Unfortunately, IEG’s evaluation finds that 91% of 293 examined WBG projects produced no information on whether the projects had improved household or microenterprise outcomes, such as income or jobs, or had contributed to reducing poverty. Most WBG financial inclusion projects did not assess impact or higher-level outcomes, limiting the WBG’s potential to contribute empirical evidence linking financial inclusion to the well-being of poor people.

The types of outcomes monitored in Bank Group projects are typically related to the number and volume of accounts and transactions, or in the case of policy and institutional reforms, the change of a regulation or law. Even where there were some measured outcomes, it was often not possible to attribute them to WBG support.
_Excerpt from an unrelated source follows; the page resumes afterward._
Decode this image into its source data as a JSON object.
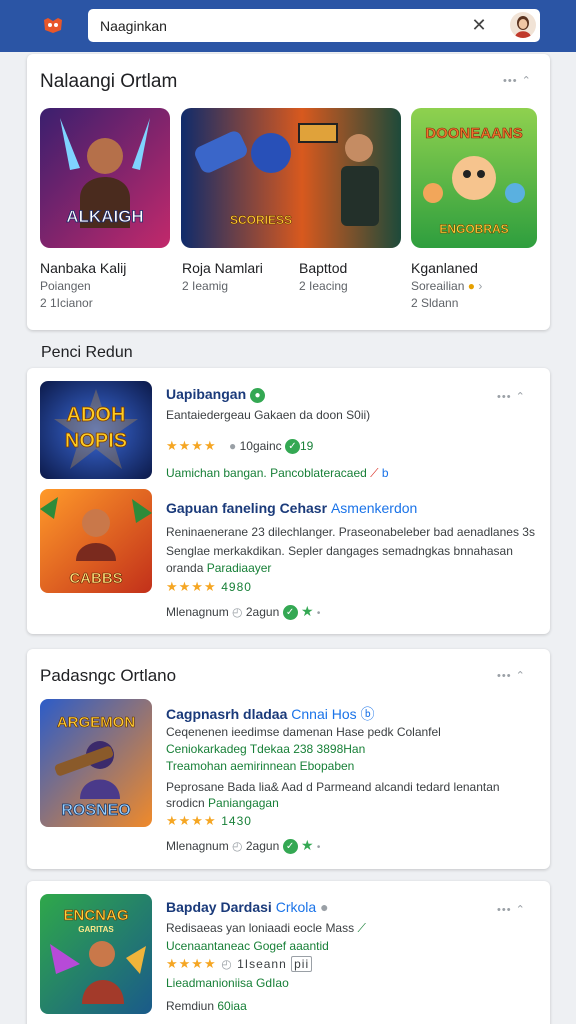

Most projects had no basis for linking financial inclusion interventions to any economic or social outcome.

Learning about what works could enhance support for the beneficial use of financial services

Positive exceptions include projects in Indonesia and Pakistan that were subject to outcome or impact studies, and improvements in the monitoring and evaluation of outcomes over the evaluation period in Brazil and Indonesia. Bangladesh was an exception because outcomes achieved and measured could be linked to activities on which the World Bank had taken the lead. National data such as those in the Global Findex have been very helpful but are insufficiently granular to track changes to project and program effects.

It is important to fill in substantial gaps in evidence for a causal chain between the immediate outputs or intermediate outcomes measured in projects and the higher-level outcomes or impact expressed in the Sustainable Development Goals and by the Bank Group. Since the majority of defined project outcomes concern account access and number of transactions, there is a way to go to align project outcomes with higher-level outcomes, such as higher income, more investment and jobs, and, ultimately, economic and social mobility and poverty alleviation. The Bank Group has an important role to play in ensuring that data are collected at the project and market level to inform research and learning (including evaluation of outcomes and impact) on these links.

For this reason, IEG’s evaluation recommends that, to enhance learning on what works to increase the beneficial use of financial services by MPWEG, the World Bank and IFC should collect outcome data across different underserved and excluded groups, initially on a pilot basis. Further developing Global Findex as a tool to understand financial inclusion outcomes is essential.

Collecting additional data on financial inclusion outcomes more regularly, such as who is benefiting and how they are using and benefiting from services, can improve understanding of which financial inclusion interventions benefit the excluded groups and help people exit poverty. The data would also enhance the Bank Group’s understanding of and empirical research on how to encourage beneficial account use by underserved groups, including women and rural poor people, and how to improve the design of strategies and projects to encourage such beneficial use. In recognition of the challenges and costs of such systematic data collection on financial inclusion, this could be launched initially on a pilot basis for a sample of relevant projects.